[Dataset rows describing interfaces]

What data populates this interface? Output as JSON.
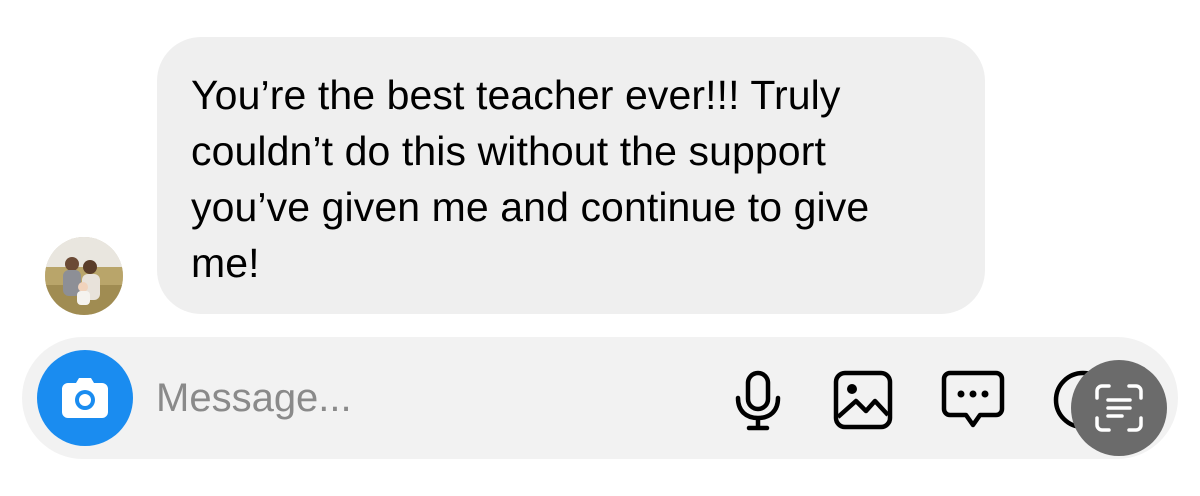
{
  "conversation": {
    "incoming_message": {
      "text": "You’re the best teacher ever!!! Truly\ncouldn’t do this without the support\nyou’ve given me and continue to give\nme!"
    },
    "sender": {
      "avatar": "avatar-photo-icon"
    }
  },
  "composer": {
    "placeholder": "Message...",
    "value": "",
    "icons": {
      "camera": "camera-icon",
      "microphone": "microphone-icon",
      "gallery": "gallery-icon",
      "sticker": "chat-bubble-icon",
      "more": "sticker-icon",
      "scan": "text-scan-icon"
    }
  },
  "colors": {
    "bubble": "#efefef",
    "composer": "#f2f2f2",
    "camera_button": "#1a8cf0",
    "scan_button": "#6b6b6b",
    "placeholder": "#8a8a8a"
  }
}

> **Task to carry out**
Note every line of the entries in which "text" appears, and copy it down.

> **Result for this exercise**
      "text": "You’re the best teacher ever!!! Truly\ncouldn’t do this without the support\nyou’ve given me and continue to give\nme!"
      "scan": "text-scan-icon"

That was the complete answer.